BEGIN Records to process

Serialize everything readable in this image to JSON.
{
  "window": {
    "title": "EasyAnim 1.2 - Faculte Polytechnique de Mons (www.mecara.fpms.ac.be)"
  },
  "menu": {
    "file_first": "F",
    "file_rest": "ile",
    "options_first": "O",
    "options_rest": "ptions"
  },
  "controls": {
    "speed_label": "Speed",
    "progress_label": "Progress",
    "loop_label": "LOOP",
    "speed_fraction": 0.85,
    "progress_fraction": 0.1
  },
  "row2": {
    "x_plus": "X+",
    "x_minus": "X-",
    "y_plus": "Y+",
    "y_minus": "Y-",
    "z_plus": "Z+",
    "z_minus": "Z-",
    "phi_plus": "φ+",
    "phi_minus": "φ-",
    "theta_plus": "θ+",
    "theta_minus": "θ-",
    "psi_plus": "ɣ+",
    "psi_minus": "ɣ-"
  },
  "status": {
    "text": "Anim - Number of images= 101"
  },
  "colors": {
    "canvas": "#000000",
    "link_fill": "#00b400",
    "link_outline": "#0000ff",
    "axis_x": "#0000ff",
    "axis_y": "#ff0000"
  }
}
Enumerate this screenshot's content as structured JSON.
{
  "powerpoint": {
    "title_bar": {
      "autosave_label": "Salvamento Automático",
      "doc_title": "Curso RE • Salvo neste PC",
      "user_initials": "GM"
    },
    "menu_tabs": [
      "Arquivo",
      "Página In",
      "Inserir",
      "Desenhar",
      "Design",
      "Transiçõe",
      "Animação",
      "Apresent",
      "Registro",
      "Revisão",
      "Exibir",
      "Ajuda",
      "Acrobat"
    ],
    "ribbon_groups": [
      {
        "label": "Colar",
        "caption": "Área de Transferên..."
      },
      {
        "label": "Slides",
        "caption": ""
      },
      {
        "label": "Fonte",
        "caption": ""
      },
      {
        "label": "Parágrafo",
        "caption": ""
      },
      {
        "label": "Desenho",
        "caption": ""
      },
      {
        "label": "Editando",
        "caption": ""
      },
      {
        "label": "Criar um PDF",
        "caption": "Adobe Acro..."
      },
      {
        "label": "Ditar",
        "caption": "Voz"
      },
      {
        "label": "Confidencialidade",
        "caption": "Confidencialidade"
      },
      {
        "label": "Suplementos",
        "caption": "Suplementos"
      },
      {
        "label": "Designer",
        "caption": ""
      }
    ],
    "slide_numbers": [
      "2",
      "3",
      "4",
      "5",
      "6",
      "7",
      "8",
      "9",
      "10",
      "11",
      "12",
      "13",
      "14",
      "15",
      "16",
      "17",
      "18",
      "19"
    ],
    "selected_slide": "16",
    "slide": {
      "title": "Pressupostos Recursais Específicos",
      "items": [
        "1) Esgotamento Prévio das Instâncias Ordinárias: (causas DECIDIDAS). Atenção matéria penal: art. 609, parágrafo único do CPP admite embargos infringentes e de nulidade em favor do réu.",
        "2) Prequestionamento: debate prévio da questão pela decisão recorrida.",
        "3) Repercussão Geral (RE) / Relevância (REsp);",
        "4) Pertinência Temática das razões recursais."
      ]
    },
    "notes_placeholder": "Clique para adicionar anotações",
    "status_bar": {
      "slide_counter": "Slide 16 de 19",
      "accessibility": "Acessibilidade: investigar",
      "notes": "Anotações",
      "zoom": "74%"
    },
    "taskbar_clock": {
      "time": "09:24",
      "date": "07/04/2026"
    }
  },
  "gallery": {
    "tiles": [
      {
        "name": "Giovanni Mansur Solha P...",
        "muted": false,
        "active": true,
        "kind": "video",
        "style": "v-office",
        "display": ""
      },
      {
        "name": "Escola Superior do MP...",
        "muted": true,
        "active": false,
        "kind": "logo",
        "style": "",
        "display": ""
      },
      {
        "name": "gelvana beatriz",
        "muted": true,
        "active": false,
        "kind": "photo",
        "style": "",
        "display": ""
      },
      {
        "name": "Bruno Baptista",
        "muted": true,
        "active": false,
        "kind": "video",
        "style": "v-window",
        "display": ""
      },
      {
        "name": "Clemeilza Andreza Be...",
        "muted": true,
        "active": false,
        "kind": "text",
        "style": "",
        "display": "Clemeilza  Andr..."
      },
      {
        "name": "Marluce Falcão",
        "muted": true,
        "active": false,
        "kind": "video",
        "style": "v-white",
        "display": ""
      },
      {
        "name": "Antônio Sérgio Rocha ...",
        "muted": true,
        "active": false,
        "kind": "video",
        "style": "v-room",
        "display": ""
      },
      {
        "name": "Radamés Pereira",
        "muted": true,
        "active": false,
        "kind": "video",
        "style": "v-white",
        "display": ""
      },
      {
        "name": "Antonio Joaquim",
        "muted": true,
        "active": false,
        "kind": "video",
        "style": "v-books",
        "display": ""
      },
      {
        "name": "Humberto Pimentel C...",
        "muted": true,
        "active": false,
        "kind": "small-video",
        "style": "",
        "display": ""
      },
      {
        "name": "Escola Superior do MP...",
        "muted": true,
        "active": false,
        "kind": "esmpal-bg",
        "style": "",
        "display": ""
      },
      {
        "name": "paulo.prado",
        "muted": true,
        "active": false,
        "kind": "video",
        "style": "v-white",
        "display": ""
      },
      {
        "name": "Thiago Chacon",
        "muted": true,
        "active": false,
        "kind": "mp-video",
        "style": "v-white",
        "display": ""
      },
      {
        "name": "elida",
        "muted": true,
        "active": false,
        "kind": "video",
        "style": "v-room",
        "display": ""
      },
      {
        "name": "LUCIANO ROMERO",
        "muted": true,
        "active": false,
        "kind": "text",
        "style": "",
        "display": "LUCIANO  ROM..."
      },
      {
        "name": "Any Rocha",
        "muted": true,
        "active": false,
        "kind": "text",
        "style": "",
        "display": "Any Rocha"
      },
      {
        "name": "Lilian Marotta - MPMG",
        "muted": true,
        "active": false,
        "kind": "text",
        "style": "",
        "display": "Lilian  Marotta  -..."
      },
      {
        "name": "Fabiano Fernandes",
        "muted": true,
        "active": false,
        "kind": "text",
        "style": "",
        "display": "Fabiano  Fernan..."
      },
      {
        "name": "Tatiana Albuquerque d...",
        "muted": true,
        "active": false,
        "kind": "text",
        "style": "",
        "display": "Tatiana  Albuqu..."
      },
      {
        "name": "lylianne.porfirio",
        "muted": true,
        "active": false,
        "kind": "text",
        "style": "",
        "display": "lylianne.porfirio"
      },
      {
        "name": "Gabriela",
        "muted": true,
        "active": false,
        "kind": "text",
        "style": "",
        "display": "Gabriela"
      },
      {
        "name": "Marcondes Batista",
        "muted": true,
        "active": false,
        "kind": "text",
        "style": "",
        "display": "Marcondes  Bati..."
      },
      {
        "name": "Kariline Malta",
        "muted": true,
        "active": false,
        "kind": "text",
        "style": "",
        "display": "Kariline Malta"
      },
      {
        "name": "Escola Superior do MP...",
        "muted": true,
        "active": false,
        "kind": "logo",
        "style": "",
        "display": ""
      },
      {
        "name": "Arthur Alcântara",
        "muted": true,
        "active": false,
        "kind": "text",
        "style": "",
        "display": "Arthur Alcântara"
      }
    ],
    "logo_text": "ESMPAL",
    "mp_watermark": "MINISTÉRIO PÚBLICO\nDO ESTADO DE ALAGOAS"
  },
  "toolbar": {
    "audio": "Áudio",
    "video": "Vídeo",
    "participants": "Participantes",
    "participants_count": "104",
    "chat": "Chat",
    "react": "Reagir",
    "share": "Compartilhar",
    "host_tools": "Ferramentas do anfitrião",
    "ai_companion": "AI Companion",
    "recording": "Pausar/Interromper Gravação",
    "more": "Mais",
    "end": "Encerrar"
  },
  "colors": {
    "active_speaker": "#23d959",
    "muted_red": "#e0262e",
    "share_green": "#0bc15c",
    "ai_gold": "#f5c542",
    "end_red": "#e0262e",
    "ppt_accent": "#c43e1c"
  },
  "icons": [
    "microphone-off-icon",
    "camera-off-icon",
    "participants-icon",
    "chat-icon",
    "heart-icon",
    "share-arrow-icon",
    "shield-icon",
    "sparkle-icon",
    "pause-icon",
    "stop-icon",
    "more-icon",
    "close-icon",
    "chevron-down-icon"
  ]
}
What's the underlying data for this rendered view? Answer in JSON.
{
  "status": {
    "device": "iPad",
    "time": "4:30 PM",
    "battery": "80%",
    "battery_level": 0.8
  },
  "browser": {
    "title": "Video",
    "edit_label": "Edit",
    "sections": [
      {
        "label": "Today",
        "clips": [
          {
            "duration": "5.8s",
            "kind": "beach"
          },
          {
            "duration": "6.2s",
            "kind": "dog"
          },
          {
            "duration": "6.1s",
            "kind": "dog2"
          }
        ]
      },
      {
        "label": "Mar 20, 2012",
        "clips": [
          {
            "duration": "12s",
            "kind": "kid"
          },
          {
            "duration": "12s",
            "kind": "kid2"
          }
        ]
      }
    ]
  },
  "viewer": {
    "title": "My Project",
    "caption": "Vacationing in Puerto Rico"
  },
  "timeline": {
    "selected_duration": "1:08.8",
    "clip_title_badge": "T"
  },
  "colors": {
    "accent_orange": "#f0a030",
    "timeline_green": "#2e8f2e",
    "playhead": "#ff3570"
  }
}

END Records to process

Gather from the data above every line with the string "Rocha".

        "name": "Antônio Sérgio Rocha ...",
        "name": "Any Rocha",
        "display": "Any Rocha"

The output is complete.